Cholesterol
Like hypertension, the definition of hypercholesterolaemia is arbitrary and the risk of vascular disease rises steadily across the whole range of blood cholesterol concentrations. Treating patients with arterial disease with statins provides protection against heart attack and stroke even for patients with normal cholesterol levels, since statins stabilise atherosclerotic plaque.
Exercise
Regular Exercise Regular aerobic exercise confers considerable protection against myocardial infarction. Thirty minutes of moderate activity most days of the week is the current recommendation.
Diabetes
Diabetes Patients Patients with diabetes are at greatly elevated risk of vascular disease in all territories (cardiac, carotid and peripheral). Good diabetic control improves prognosis.
Alcohol
Heavy drinkers tend to have higher blood pressure but those who consume modest quantities of wine on a regular basis have lower mortality rates than teetotallers.
Homocysteine

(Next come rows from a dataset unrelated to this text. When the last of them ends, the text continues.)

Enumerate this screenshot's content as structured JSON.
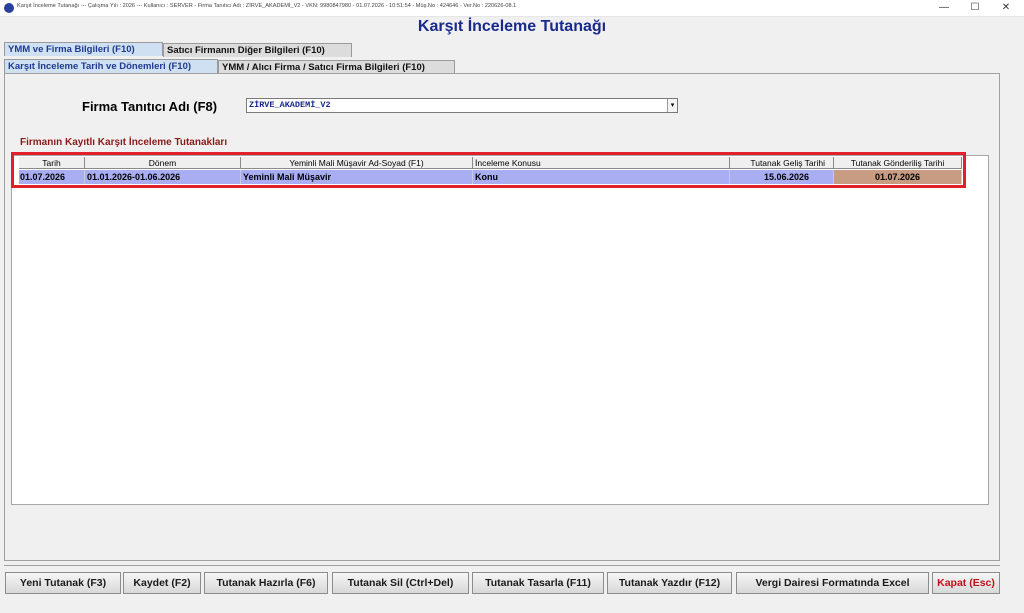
{
  "window": {
    "title_bar_text": "Karşıt İnceleme Tutanağı  ---  Çalışma Yılı : 2026  ---  Kullanıcı : SERVER - Firma Tanıtıcı Adı : ZİRVE_AKADEMİ_V2 - VKN: 9980847980 - 01.07.2026 - 10:51:54 - Müş.No : 424646 - Ver.No : 220626-08.1",
    "minimize_glyph": "—",
    "maximize_glyph": "☐",
    "close_glyph": "✕"
  },
  "page_title": "Karşıt İnceleme Tutanağı",
  "tabs_row1": [
    {
      "label": "YMM ve Firma Bilgileri (F10)",
      "active": true
    },
    {
      "label": "Satıcı Firmanın Diğer Bilgileri (F10)",
      "active": false
    }
  ],
  "tabs_row2": [
    {
      "label": "Karşıt İnceleme Tarih ve Dönemleri (F10)",
      "active": true
    },
    {
      "label": "YMM / Alıcı Firma / Satıcı Firma Bilgileri (F10)",
      "active": false
    }
  ],
  "firma": {
    "label": "Firma Tanıtıcı Adı (F8)",
    "value": "ZİRVE_AKADEMİ_V2"
  },
  "section_title": "Firmanın Kayıtlı Karşıt İnceleme Tutanakları",
  "table": {
    "columns": [
      "Tarih",
      "Dönem",
      "Yeminli Mali Müşavir Ad-Soyad (F1)",
      "İnceleme Konusu",
      "Tutanak Geliş Tarihi",
      "Tutanak Gönderiliş Tarihi"
    ],
    "rows": [
      {
        "tarih": "01.07.2026",
        "donem": "01.01.2026-01.06.2026",
        "ymm": "Yeminli Mali Müşavir",
        "konu": "Konu",
        "gelis": "15.06.2026",
        "gonderilis": "01.07.2026"
      }
    ]
  },
  "buttons": {
    "yeni": "Yeni Tutanak (F3)",
    "kaydet": "Kaydet (F2)",
    "hazirla": "Tutanak Hazırla (F6)",
    "sil": "Tutanak Sil (Ctrl+Del)",
    "tasarla": "Tutanak Tasarla (F11)",
    "yazdir": "Tutanak Yazdır (F12)",
    "excel": "Vergi Dairesi Formatında Excel",
    "kapat": "Kapat (Esc)"
  },
  "colors": {
    "title_blue": "#1a2a8c",
    "section_red": "#8b1a1a",
    "row_selected": "#a9aef3",
    "row_highlight_brown": "#c79c82",
    "outline_red": "#e0202a"
  }
}
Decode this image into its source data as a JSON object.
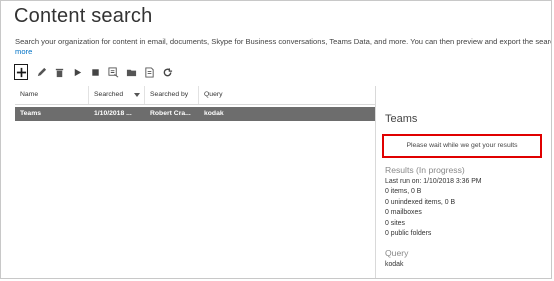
{
  "header": {
    "title": "Content search",
    "description": "Search your organization for content in email, documents, Skype for Business conversations, Teams Data, and more. You can then preview and export the search",
    "more_link": "more"
  },
  "toolbar": {
    "icons": [
      "plus-icon",
      "pencil-icon",
      "trash-icon",
      "play-icon",
      "stop-icon",
      "export-report-icon",
      "folder-icon",
      "document-icon",
      "refresh-icon"
    ]
  },
  "grid": {
    "columns": [
      "Name",
      "Searched",
      "Searched by",
      "Query"
    ],
    "rows": [
      {
        "name": "Teams",
        "searched": "1/10/2018 ...",
        "searched_by": "Robert Cra...",
        "query": "kodak"
      }
    ]
  },
  "details": {
    "title": "Teams",
    "wait_message": "Please wait while we get your results",
    "results_heading": "Results   (In progress)",
    "results": [
      "Last run on: 1/10/2018 3:36 PM",
      "0 items, 0 B",
      "0 unindexed items, 0 B",
      "0 mailboxes",
      "0 sites",
      "0 public folders"
    ],
    "query_heading": "Query",
    "query_value": "kodak"
  },
  "colors": {
    "highlight_border": "#e00000",
    "selected_row": "#6d6d6d",
    "link": "#0072c6"
  }
}
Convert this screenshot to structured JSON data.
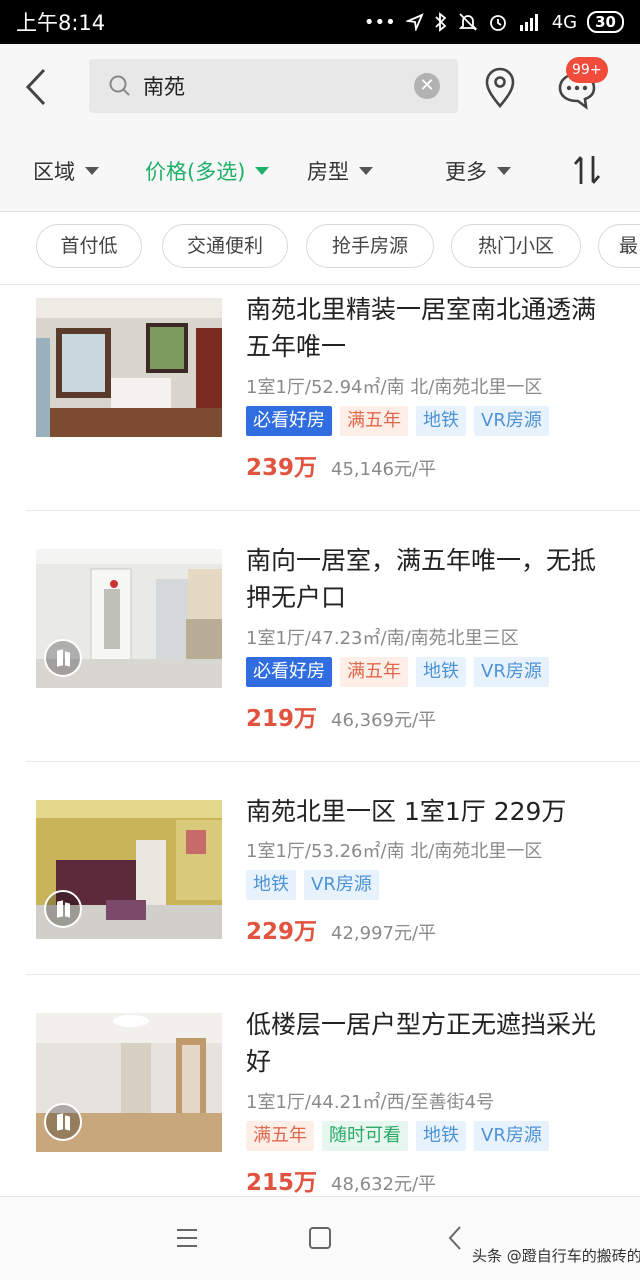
{
  "status_bar": {
    "time": "上午8:14",
    "network": "4G",
    "battery": "30"
  },
  "search": {
    "value": "南苑"
  },
  "header": {
    "message_badge": "99+"
  },
  "filters": [
    {
      "label": "区域",
      "active": false
    },
    {
      "label": "价格(多选)",
      "active": true
    },
    {
      "label": "房型",
      "active": false
    },
    {
      "label": "更多",
      "active": false
    }
  ],
  "quick_tags": [
    "首付低",
    "交通便利",
    "抢手房源",
    "热门小区",
    "最"
  ],
  "listings": [
    {
      "title": "南苑北里精装一居室南北通透满五年唯一",
      "meta": "1室1厅/52.94㎡/南 北/南苑北里一区",
      "tags": [
        "必看好房",
        "满五年",
        "地铁",
        "VR房源"
      ],
      "price": "239万",
      "unit_price": "45,146元/平"
    },
    {
      "title": "南向一居室，满五年唯一，无抵押无户口",
      "meta": "1室1厅/47.23㎡/南/南苑北里三区",
      "tags": [
        "必看好房",
        "满五年",
        "地铁",
        "VR房源"
      ],
      "price": "219万",
      "unit_price": "46,369元/平"
    },
    {
      "title": "南苑北里一区 1室1厅 229万",
      "meta": "1室1厅/53.26㎡/南 北/南苑北里一区",
      "tags": [
        "地铁",
        "VR房源"
      ],
      "price": "229万",
      "unit_price": "42,997元/平"
    },
    {
      "title": "低楼层一居户型方正无遮挡采光好",
      "meta": "1室1厅/44.21㎡/西/至善街4号",
      "tags": [
        "满五年",
        "随时可看",
        "地铁",
        "VR房源"
      ],
      "price": "215万",
      "unit_price": "48,632元/平"
    }
  ],
  "watermark": "头条 @蹬自行车的搬砖的",
  "colors": {
    "accent_green": "#1fb06a",
    "price_red": "#e0533f",
    "badge_red": "#f04b3b",
    "tag_blue": "#2f6de0"
  }
}
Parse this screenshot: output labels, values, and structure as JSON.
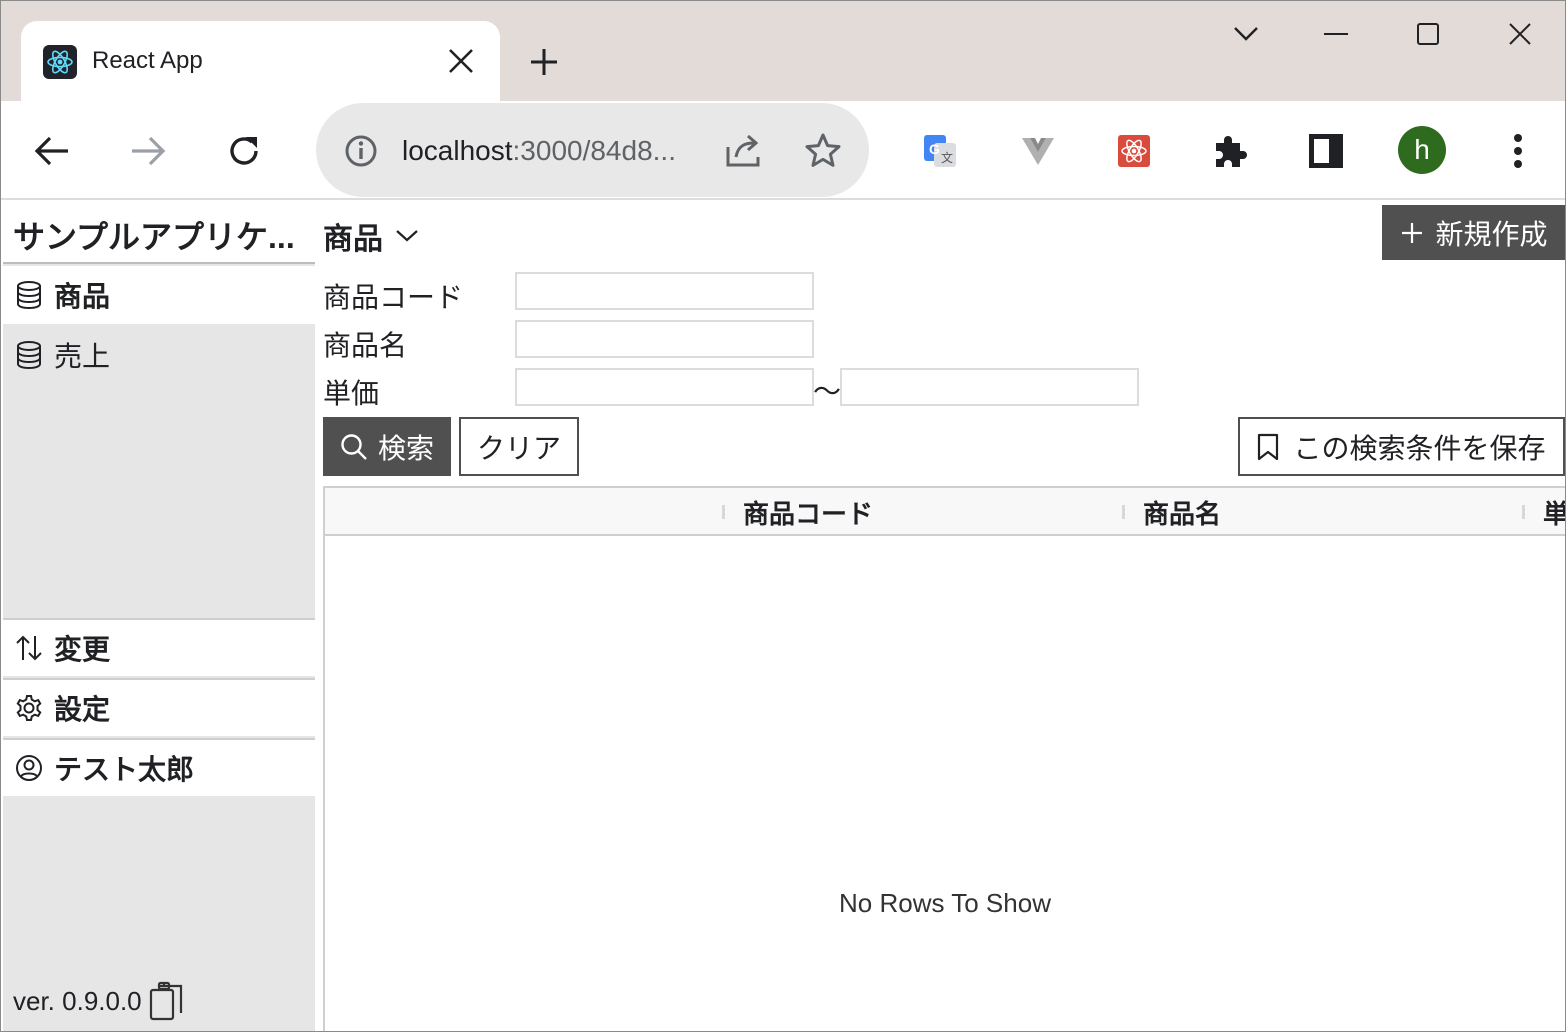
{
  "browser": {
    "tab_title": "React App",
    "url_host": "localhost",
    "url_rest": ":3000/84d8...",
    "avatar_letter": "h",
    "colors": {
      "titlebar": "#e2dbd7",
      "avatar": "#2e6b1f"
    }
  },
  "app": {
    "title": "サンプルアプリケ...",
    "nav": [
      {
        "label": "商品",
        "icon": "database-icon",
        "active": true
      },
      {
        "label": "売上",
        "icon": "database-icon",
        "active": false
      }
    ],
    "bottom_nav": [
      {
        "label": "変更",
        "icon": "swap-vertical-icon"
      },
      {
        "label": "設定",
        "icon": "gear-icon"
      },
      {
        "label": "テスト太郎",
        "icon": "user-circle-icon"
      }
    ],
    "version": "ver. 0.9.0.0"
  },
  "main": {
    "page_title": "商品",
    "new_button": "新規作成",
    "fields": {
      "code_label": "商品コード",
      "name_label": "商品名",
      "price_label": "単価",
      "range_sep": "〜",
      "code_value": "",
      "name_value": "",
      "price_from": "",
      "price_to": ""
    },
    "search_button": "検索",
    "clear_button": "クリア",
    "save_button": "この検索条件を保存",
    "grid": {
      "columns": [
        "商品コード",
        "商品名",
        "単"
      ],
      "empty_text": "No Rows To Show"
    }
  }
}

Blood levels of this amino acid may be an independent risk factor for arterial disease and increasing intake of vitamin B6 and folate effectively reduce homocysteine concentrations. It is not yet clear whether this will be an important way of reducing atherosclerotic disease.